Greener transportation doesn’t just involve electric vehicles and biofuels. Advanced materials that can make a car more fuel efficient by reducing its weight also can make a difference. That’s the idea behind the Wednesday announcement by the federal government to offer a $730 million loan to a steel maker Severstal in Michigan.
The loan will help Severstal retrofit existing factories and build new factories to create “a wide range of advanced high strength steel” that can cut a vehicle’s weight by 10 percent without sacrificing safety, the DOE said. Lighter cars should require less fuels to operate, and cars made with Severstal’s steel could cut gasoline use by nearly 30 million gallons per year, the DOE added.

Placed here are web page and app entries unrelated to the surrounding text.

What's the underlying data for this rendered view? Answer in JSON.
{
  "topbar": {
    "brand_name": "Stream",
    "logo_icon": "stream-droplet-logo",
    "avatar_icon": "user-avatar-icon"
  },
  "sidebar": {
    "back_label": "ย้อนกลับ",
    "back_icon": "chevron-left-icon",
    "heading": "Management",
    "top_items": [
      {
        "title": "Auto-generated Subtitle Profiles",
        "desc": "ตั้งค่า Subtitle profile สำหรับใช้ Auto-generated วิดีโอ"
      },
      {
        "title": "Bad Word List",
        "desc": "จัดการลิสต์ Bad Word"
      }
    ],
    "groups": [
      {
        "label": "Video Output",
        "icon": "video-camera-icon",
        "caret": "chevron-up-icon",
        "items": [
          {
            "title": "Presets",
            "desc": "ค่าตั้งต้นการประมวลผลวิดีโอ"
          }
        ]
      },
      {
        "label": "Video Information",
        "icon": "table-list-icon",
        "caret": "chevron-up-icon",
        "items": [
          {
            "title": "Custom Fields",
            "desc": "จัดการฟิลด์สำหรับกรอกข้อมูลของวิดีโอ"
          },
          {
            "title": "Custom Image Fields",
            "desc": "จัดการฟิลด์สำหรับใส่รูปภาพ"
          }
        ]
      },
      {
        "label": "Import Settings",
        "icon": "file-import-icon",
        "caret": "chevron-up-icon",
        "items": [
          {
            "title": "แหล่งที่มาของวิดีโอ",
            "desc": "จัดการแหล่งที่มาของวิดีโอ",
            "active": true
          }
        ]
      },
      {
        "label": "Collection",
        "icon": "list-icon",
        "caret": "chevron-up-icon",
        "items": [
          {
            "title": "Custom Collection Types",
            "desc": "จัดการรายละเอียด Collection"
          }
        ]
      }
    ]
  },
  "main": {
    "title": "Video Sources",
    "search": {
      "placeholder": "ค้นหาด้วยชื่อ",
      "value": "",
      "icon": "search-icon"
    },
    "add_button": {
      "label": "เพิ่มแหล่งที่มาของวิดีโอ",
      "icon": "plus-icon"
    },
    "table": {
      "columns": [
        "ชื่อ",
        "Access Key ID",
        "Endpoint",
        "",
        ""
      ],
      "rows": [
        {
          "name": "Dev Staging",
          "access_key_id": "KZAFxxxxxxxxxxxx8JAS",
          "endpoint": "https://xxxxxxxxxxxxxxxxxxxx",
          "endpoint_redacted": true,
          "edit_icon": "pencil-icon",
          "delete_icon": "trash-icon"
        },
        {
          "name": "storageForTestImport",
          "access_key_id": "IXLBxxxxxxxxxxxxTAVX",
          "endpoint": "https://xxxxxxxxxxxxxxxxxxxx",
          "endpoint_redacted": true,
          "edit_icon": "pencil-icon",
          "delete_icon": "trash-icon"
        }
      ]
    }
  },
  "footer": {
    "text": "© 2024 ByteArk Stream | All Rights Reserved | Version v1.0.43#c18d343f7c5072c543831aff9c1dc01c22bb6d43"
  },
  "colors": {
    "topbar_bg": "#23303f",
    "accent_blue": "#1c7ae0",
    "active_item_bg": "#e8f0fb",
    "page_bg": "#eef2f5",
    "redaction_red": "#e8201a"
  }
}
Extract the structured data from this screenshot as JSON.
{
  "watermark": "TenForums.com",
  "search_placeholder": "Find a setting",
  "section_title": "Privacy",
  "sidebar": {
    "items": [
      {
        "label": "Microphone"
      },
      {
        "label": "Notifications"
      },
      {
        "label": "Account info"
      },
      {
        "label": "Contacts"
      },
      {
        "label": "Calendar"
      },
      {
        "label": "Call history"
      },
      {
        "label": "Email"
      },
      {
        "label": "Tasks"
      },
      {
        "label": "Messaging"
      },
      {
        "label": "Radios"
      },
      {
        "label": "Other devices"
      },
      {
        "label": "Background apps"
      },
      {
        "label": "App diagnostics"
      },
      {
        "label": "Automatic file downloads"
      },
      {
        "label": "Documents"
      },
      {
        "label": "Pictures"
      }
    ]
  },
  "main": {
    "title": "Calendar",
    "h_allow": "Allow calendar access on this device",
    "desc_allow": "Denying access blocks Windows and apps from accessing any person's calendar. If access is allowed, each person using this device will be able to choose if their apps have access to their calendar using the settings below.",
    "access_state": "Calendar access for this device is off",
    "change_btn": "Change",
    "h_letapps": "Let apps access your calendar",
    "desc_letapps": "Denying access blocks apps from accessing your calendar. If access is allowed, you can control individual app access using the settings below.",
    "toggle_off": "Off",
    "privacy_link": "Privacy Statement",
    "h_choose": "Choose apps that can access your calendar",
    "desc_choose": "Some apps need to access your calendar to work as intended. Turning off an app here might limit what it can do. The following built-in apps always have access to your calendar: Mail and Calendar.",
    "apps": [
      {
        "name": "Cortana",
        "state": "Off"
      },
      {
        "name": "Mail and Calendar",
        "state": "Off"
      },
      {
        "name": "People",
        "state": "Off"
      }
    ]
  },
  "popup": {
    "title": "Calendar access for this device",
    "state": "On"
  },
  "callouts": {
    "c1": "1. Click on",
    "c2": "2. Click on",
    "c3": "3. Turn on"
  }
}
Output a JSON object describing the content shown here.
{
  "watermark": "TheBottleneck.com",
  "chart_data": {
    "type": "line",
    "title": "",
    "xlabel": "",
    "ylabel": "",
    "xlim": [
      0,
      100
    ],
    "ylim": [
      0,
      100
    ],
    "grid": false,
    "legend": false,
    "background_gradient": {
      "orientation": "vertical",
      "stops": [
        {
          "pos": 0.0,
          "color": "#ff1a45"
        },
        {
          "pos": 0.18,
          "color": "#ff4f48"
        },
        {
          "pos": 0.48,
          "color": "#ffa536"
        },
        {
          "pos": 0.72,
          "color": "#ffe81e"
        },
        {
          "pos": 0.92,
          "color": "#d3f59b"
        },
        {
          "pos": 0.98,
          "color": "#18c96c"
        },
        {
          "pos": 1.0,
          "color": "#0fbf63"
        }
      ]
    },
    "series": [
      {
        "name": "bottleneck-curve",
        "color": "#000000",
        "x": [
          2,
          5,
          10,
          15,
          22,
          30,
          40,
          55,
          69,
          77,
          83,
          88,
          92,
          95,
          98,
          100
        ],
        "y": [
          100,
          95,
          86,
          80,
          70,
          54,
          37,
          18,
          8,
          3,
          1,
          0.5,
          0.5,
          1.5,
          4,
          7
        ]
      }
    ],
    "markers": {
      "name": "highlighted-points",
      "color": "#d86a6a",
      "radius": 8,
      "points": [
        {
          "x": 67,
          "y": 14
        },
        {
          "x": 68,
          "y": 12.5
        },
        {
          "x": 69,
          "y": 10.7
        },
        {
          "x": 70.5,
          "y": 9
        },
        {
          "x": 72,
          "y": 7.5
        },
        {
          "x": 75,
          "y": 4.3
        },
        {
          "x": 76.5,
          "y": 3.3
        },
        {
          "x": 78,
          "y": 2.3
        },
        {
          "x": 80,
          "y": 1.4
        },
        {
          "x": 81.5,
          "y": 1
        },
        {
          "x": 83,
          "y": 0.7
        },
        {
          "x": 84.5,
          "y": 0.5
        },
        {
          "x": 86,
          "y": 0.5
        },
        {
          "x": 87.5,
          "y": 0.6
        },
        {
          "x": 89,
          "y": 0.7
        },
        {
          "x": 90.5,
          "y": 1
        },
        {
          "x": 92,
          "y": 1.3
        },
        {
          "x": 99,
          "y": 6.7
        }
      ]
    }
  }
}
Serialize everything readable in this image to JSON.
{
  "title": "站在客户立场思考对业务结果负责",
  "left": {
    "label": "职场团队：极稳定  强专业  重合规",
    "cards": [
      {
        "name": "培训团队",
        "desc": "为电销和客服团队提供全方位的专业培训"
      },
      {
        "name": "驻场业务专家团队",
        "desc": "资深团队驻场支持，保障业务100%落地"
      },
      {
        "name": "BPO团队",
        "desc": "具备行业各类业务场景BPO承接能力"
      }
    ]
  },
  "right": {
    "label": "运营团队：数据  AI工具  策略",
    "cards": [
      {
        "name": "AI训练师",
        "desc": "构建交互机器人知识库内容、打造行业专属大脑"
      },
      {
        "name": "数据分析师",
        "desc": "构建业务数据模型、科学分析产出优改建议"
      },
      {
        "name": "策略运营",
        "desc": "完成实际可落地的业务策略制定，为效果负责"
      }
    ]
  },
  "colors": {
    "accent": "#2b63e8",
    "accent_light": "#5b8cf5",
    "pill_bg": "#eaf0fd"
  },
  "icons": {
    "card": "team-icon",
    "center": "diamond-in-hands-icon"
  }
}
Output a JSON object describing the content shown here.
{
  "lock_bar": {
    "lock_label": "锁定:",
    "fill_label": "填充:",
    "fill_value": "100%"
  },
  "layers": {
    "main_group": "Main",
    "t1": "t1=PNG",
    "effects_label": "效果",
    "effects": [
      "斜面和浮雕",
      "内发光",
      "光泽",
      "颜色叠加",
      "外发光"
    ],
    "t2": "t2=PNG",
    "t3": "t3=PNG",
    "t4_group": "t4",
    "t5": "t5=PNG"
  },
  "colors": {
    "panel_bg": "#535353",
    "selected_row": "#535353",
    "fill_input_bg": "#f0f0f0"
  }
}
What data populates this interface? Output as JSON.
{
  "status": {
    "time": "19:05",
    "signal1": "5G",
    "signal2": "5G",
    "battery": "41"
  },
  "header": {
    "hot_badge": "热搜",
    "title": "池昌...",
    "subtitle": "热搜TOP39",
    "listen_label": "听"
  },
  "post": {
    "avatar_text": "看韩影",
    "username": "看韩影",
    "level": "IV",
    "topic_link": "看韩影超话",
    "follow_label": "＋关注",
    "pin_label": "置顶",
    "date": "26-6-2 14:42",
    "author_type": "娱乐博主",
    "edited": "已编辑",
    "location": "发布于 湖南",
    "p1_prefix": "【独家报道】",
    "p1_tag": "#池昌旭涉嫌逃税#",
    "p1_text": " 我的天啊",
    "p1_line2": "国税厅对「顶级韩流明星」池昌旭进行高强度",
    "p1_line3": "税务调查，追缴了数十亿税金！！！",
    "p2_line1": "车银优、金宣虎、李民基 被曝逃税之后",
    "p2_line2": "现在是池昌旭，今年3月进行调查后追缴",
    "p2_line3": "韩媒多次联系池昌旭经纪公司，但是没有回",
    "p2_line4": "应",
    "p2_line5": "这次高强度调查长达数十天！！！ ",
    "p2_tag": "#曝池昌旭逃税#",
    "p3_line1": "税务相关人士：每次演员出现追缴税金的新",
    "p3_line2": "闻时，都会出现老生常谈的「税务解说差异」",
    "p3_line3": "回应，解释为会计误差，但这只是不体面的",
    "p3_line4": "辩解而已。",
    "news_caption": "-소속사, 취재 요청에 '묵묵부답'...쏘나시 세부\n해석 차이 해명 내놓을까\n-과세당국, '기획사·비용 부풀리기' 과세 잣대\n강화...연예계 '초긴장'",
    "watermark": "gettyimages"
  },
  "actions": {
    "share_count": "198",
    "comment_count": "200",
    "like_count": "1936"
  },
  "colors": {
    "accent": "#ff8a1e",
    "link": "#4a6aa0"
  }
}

Severstal is based in Dearborn, Michigan, but is part of OAO Severstal in Russia. Its American operation is the fourth largest steel maker in the U.S., the company said.
Supporting a steel maker is a lot less sexy than funding, say, electric car makers Tesla Motors (s TSLA) or Fisker Automotive. But this new funding could potentially have a greater impact because it’s about a lighter and stronger material that can find its way into average internal combustion engine cars.
In reality, electric cars won’t be the dominant way for the country to cut oil imports and gasoline consumption for many years to come. EVs will continue to remain more expensive than gasoline vehicles, for one thing. Consumers are waiting not only for the price to come down but also for the batteries to improve so that they don’t have to charge their cars often.
Building lighter cars will help car makers design fuel efficient cars, regardless of the types of fuels used. The Obama administration has been actively pushing for rules to increase fuel economy requirements. It’s reportedly looking at a mandate that all cars and light trucks sold by 2025 will have to reach a 56.2 mpg fuel economy.
Automakers are looking for all sorts of way to reduce the weight of their cars and improve fuel efficiency. Ford, for example, is turning to a new tech that involves the use of tiny bubbles in plastic components. Startups are building a variety of fuel efficient internal combustion engines, too.
Photo courtesy of Severstal